I think "The Needle and the Damage Done" is one of the most perfect songs ever written. Neil Young didn't even need three minutes to paint a haunting picture of junkiedom; on Harvest the song is 2:17. 

You'd have to be a fool cover it, let alone record a 6:21 rock version. But I played the intro one day in rehearsal while John Hummel was adjusting the cymbals to his liking. Next thing I knew, Dan Grennes had picked up his bass and the whole thing fell together, and then moved into this sprawling psychedelic jam. 

Still, I figured that would be the end of it. You just don't want to touch such an iconic song. 

But when we were recording basic tracks for Get Free at the Pigeon Club with Wayne Dorell, we threw "Needle" down at the end of the night, just for the heck of it. I guess after recording for 12 hours we were ready to cut loose, because the jam really took off. 

A few days later at SST Studios ,a very patient Jerry Ramos engineered til 3 am, while I added ambient layers of acoustic and electric guitars. I wanted to create the kind of album closer that would send the listener drifting off to dreamland under the headphones. You'll have to let me know if it works for you. 

I first heard "Needle" at 15, when I fell helplessly in love with my high school's golden boy. He was six feet of slim-hipped, long-legged basketball star charm, with a hippie soul. Girls sighed as he ambled down our preppy halls in worn Levis and a faded polo shirt, curls the color of dark honey brushing his broad shoulders. 

I sat behind him in math class, and never dared imagine he'd notice nerdy little me. But one day he turned around, ran a finger up my shin, looked into my eyes and murmured, "Mmm, sexy." I was a goner. 

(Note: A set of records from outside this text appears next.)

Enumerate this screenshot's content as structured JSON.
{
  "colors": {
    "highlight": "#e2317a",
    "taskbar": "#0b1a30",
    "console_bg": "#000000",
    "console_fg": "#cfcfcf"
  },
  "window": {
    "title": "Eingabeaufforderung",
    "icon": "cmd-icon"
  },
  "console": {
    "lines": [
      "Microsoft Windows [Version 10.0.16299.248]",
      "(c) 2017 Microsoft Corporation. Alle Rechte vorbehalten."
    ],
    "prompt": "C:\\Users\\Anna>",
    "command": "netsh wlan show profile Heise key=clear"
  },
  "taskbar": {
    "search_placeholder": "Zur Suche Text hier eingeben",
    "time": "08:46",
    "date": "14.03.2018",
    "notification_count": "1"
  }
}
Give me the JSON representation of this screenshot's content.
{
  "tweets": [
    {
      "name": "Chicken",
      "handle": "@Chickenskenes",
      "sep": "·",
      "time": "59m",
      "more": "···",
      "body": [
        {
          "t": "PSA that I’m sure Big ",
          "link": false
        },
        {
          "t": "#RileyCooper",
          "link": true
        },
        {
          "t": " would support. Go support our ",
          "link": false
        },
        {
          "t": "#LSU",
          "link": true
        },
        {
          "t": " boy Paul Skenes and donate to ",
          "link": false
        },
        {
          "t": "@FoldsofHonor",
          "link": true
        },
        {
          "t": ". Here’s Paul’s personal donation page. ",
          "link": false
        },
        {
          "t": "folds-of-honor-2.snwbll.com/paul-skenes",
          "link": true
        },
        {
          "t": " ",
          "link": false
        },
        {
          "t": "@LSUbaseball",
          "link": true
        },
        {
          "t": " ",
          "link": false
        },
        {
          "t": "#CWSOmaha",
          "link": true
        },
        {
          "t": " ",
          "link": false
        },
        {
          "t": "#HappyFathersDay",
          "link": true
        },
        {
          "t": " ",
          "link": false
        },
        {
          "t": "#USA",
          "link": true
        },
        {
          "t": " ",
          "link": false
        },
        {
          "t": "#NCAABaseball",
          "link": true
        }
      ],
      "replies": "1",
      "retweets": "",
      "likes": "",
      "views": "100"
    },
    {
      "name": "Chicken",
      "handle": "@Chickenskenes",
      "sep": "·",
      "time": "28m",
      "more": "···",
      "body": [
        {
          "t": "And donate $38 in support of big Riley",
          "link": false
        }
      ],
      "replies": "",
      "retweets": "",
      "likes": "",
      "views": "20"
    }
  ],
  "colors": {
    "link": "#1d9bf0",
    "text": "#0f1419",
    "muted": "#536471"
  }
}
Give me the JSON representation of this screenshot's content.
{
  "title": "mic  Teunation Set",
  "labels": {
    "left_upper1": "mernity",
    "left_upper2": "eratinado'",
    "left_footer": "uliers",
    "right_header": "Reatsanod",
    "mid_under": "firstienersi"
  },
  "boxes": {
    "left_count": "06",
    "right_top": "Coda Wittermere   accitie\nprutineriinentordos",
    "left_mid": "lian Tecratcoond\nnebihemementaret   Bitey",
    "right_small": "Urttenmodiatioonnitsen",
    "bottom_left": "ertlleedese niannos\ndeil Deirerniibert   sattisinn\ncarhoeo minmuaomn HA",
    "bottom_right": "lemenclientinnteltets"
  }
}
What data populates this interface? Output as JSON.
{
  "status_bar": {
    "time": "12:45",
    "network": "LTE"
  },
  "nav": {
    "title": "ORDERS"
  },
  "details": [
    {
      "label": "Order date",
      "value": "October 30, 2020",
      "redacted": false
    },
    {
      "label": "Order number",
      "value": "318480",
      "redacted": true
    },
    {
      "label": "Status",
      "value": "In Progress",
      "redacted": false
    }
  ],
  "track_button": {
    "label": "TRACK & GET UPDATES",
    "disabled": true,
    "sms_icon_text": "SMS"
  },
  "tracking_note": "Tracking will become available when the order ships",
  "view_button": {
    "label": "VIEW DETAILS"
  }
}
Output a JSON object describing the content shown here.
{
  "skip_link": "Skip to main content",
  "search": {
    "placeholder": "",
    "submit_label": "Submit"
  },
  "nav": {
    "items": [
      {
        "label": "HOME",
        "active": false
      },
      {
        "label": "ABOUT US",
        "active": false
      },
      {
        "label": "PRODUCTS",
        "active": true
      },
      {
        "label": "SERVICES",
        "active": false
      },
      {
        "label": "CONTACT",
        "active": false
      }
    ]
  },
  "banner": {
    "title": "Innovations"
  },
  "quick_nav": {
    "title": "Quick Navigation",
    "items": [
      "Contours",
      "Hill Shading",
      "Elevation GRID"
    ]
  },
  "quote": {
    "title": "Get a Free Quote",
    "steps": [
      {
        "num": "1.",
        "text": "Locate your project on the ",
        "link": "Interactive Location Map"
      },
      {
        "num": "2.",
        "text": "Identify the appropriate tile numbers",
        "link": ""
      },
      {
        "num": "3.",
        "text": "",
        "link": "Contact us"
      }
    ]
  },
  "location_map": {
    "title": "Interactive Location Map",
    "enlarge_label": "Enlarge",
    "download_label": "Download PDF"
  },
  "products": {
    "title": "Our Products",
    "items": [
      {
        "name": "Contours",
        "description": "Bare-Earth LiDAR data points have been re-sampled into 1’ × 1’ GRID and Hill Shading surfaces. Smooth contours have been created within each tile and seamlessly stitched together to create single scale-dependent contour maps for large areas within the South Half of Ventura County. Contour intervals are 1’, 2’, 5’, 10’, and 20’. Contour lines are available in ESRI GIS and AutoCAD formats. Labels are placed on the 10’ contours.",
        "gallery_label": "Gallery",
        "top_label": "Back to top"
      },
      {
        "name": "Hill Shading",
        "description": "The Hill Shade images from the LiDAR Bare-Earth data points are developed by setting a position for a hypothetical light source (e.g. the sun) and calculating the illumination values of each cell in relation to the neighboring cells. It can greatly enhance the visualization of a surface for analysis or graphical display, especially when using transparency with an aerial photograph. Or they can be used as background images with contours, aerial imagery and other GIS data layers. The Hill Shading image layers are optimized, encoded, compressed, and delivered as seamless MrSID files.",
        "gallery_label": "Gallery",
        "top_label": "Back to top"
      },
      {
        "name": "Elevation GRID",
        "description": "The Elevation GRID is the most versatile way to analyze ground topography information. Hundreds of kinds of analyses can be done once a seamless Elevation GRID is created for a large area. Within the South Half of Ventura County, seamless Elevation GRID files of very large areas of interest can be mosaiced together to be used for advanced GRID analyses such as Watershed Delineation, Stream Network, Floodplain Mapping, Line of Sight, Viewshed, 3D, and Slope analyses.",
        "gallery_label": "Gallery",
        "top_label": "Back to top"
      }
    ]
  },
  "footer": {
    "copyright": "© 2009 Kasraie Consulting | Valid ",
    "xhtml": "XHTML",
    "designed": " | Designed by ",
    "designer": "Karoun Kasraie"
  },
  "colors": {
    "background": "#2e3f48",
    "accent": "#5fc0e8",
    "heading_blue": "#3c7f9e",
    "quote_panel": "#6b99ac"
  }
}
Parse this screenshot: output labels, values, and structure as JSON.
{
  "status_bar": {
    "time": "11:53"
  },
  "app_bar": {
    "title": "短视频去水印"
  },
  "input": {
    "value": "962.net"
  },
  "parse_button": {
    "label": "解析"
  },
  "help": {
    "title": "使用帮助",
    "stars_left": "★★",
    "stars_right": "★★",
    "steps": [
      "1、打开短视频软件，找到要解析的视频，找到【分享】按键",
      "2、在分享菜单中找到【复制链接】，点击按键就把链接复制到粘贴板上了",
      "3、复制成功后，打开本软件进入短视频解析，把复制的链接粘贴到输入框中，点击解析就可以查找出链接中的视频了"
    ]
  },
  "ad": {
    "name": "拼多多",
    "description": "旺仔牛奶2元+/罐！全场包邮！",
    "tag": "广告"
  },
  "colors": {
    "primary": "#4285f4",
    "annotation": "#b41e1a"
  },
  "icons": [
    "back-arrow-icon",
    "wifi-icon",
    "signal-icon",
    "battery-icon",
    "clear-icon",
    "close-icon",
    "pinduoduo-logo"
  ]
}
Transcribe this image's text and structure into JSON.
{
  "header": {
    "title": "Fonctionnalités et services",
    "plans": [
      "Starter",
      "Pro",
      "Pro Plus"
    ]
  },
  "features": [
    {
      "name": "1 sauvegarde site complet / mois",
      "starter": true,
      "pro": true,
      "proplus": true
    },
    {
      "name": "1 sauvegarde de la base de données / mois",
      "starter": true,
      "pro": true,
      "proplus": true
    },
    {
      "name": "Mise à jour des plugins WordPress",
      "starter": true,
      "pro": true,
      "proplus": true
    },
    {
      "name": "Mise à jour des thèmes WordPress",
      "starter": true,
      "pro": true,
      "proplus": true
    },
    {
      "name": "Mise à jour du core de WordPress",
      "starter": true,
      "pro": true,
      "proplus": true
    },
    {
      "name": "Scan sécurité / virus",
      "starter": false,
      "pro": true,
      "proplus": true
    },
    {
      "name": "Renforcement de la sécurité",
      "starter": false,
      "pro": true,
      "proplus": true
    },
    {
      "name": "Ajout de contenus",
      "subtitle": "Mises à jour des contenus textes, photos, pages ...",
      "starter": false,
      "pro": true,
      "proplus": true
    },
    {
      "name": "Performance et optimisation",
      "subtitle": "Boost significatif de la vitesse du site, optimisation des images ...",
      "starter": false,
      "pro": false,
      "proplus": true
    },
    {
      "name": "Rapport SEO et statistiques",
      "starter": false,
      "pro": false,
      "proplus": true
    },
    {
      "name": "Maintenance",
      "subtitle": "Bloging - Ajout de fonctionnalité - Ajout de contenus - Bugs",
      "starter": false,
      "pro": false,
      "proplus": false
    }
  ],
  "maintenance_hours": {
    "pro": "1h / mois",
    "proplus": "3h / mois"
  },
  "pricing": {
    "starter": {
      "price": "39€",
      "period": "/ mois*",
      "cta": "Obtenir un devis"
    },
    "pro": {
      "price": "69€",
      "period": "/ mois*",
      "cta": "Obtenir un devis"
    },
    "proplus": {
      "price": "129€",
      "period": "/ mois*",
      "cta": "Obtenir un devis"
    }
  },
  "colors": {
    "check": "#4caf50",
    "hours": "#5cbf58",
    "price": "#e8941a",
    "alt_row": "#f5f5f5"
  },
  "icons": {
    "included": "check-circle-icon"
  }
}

Knowing him as well as I do now, I'm sure he did it mostly just to see the look on my face. But our little moment gave me the courage to sit that afternoon with the clutch of girls who gathered around him in the courtyard after lunch to listen to him strum his Yamaha and sing  "Needle," "Heart of Gold," and "If" by Bread (that was a swooner!). 

I bought Harvest that weekend, and fell in love with Neil, too. 

Somehow, this guy and I connected. We had both skipped a grade, were in deep, embattled conflict with our moms, and loved music passionately. He had a (tall, gorgeous) girlfriend but we began hanging out, and I went on agonizing breakup watch. 

We fell into a pattern - Friday afternoons I'd climb into his battered white Valiant. We'd go to McDonalds for vanilla shakes and fries, and then to his family's home on River Road, where he'd play me his favorite songs, and serenade me with his own beautiful renditions. 

Yes, he and the girlfriend finally broke up; yes, he and I finally made out; and yes, he broke my heart by taking up with the school femme fatale two weeks later. 

I forgave him when he showed up at my college dorm room that fall. We stayed friends-who-fool-around-sometimes through the next four years, even as he battled personal demons and the pull of drugs, which almost dragged him under. 

For years, he stayed safe in adulthood and a flourishing executive career, visiting me in NYC every August for the US Open. But one year another tall, gorgeous girlfriend busted his heart, and he didn't come. And the pull came back. 

When his brother called, I knew the news was bad. A combo of hard drugs, a vicious bar punch, and cracking his head on an unforgiving wood corner on his way to the floor left him near death, deep in a coma. 

There he stayed for a month, and then one day he was back, but how back, no one knew. His brother called again to say that when the doctors brought in a tray of variously shaped blocks, to test whether he could distinguish colors and shapes, he put them in his mouth, like a toddler. 

He fought his way back, though, losing his sense of taste, hearing in one ear, peripheral vision and some frontal lobe activity, but not his sense of humor, his foxiness, or his passion for music. He even struggled through finishing his MBA. One strange side effect was that music began pouring through him again. He could pick up the guitar and effortlessly perform a huge catalog of songs he hadn't played in a decade. 

"How the heck do you remember the chords to all those songs after all this time?" I asked him, when I came to his parents' home to see him. 

"I have no idea," he replied, chuckling. 

The pull came back, too, and landed him in jail a few times. I wrote "When It Comes Down" (Get Free, track 2) for him after that, but honestly, I don't care what trouble he gets in (and today he's doing great). I'm just happy he can still sing to me. Guess I'm a fool for love.

"There are so many ways covering a song of this magnitude could’ve gone wrong for any artist, but Debra Devi hits the nail on the head with this creative, yet respectful, interpretation. This is not just Devi playing Neil Young, this is Neil Young being played through Devi, and the end result is absolutely fantastic." - Guitar International